Finally, they’ll update your WordPress installation if you don’t do it yourself. While this seems a bit heavy-handed to some people, it’s actually one of the main reasons I particularly like WPEngine for small businesses. I have many clients who aren’t, ahem, as proactive as they could be about monitoring their sites and keeping things up to date. I know businesses will will go many months – sometimes, gulp, years – without logging in to their admin panel, which just makes them a sitting duck for all the hackers who have figured out the vulnerabilities of their outdated installation.

The Down Side

There always is one, isn’t there? There are two negatives to WPEngine. One is the price. WPEngine runs about $30/mo for a small business site, which quite a bit more than many other WordPress hosting plans. The more I think about this, the less I see it as a negative and the more I view it as the result of skewed perceptions.

Where did we get the idea that we should scrimp on one of the most important aspects of web marketing? Let me answer my own question. I’ve been in this business about 12 years, and a decade ago it wasn’t uncommon to spend $20-30/mo on hosting. But lower cost hosts came on the scene who delivered very good service, and suddenly it seemed ludicrous to pay more.

But in my experience, hosting performance by these low-cost companies has declined precipitously, perhaps in direct proportion to the growth in importance of the internet. Outages and downtime should never be tolerated, yet it’s common for many websites these days. If you haven’t got the message yet, hosting is a mission-critical service. Why do we put all the time and expense into creating a viable web presence and then entrust its lifeline to the lowest-cost bidder? As we’ve seen, all hosting is not equal, and for small business owners, the benefits of WPEngine are well worth the cost.

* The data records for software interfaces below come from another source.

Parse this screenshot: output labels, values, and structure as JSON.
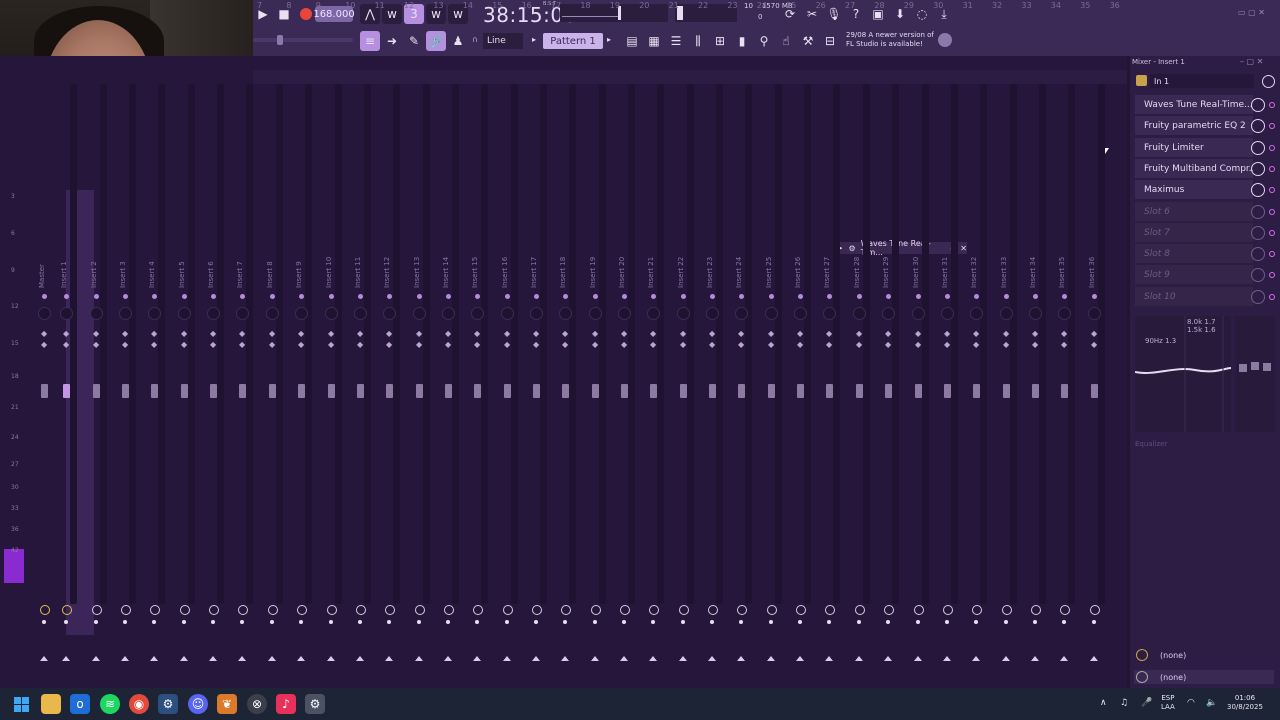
{
  "toolbar": {
    "tempo": "168.000",
    "time": "38:15:00",
    "time_unit": "B:S:T",
    "cpu_top": "10",
    "mem": "1570 MB",
    "cpu_bottom": "0",
    "snap": "Line",
    "pattern": "Pattern 1",
    "news_line1": "29/08  A newer version of",
    "news_line2": "FL Studio is available!",
    "record_color": "#e8463b",
    "accent": "#c9b3e8"
  },
  "ruler": [
    "7",
    "8",
    "9",
    "10",
    "11",
    "12",
    "13",
    "14",
    "15",
    "16",
    "17",
    "18",
    "19",
    "20",
    "21",
    "22",
    "23",
    "24",
    "25",
    "26",
    "27",
    "28",
    "29",
    "30",
    "31",
    "32",
    "33",
    "34",
    "35",
    "36"
  ],
  "db_scale": [
    "3",
    "6",
    "9",
    "12",
    "15",
    "18",
    "21",
    "24",
    "27",
    "30",
    "33",
    "36",
    "42"
  ],
  "tracks": [
    "Master",
    "Insert 1",
    "Insert 2",
    "Insert 3",
    "Insert 4",
    "Insert 5",
    "Insert 6",
    "Insert 7",
    "Insert 8",
    "Insert 9",
    "Insert 10",
    "Insert 11",
    "Insert 12",
    "Insert 13",
    "Insert 14",
    "Insert 15",
    "Insert 16",
    "Insert 17",
    "Insert 18",
    "Insert 19",
    "Insert 20",
    "Insert 21",
    "Insert 22",
    "Insert 23",
    "Insert 24",
    "Insert 25",
    "Insert 26",
    "Insert 27",
    "Insert 28",
    "Insert 29",
    "Insert 30",
    "Insert 31",
    "Insert 32",
    "Insert 33",
    "Insert 34",
    "Insert 35",
    "Insert 36"
  ],
  "popup": {
    "title": "Waves Tune Real-Tim..."
  },
  "mixer_panel": {
    "title": "Mixer - Insert 1",
    "input": "In 1",
    "slots": [
      {
        "label": "Waves Tune Real-Time...",
        "empty": false
      },
      {
        "label": "Fruity parametric EQ 2",
        "empty": false
      },
      {
        "label": "Fruity Limiter",
        "empty": false
      },
      {
        "label": "Fruity Multiband Compr...",
        "empty": false
      },
      {
        "label": "Maximus",
        "empty": false
      },
      {
        "label": "Slot 6",
        "empty": true
      },
      {
        "label": "Slot 7",
        "empty": true
      },
      {
        "label": "Slot 8",
        "empty": true
      },
      {
        "label": "Slot 9",
        "empty": true
      },
      {
        "label": "Slot 10",
        "empty": true
      }
    ],
    "eq_readout_1": "8.0k 1.7",
    "eq_readout_2": "1.5k 1.6",
    "eq_readout_3": "90Hz 1.3",
    "eq_label": "Equalizer",
    "output_1": "(none)",
    "output_2": "(none)"
  },
  "taskbar": {
    "lang1": "ESP",
    "lang2": "LAA",
    "time": "01:06",
    "date": "30/8/2025"
  }
}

The other downside to WPEngine is that they don’t host email. This has been hard for me to get used to. I’m accustomed to having email hosted by the same company that hosts my website, and it is convenient. But if you’ve spent as much time with tech support on both email and webhosting issues over the years as I have, you will have learned that they are two completely different businesses. It makes sense that WPEngine would not offer a service that is not part of their core competency.

I’m aware of two major alternatives for hosted email (if you know of other good ones, please share them in the comments): Google Apps and Rackspace. I decided to try Google Apps when I switched to WPEngine, and it was a nightmare. I have more than one Google Account which created a layer of complexity that wasn’t apparent when I first set up the account. Their documentation was conflicting and opaque, and it took days to get in touch with a tech support person (more than once they called on a Saturday to say “sorry I missed you!”). I never was able to get resolution to the problems I encountered. Email is also a mission-critical service. It scared me to think that my business email would be hostage to that level of non-service.

More recently I have switched to Rackspace Email Hosting and have been very happy with their service. Their customer service has been exemplary, their pricing is reasonable, and they will migrate accounts for you. Most importantly they have a 100% uptime guarantee. And for privacy reasons, I feel better not giving Google access to my business email along with most other parts of my life.

So there you have it. Does this mean WPEngine is the only good WordPress host? Not at all. It’s just that they are the only WordPress host with whom I have years of experience and whom I can enthusiastically recommend based on my experience with them and working with small business clients.

After I wrote this long testimonial I decided I may as well sign up for their affiliate program, so if you decide to give WPEngine a try you can use this link or check the right sidebar for special offers. But at the very least, I hope you’ll take a moment to thing about where your website is hosted, and how good you feel about that relationship.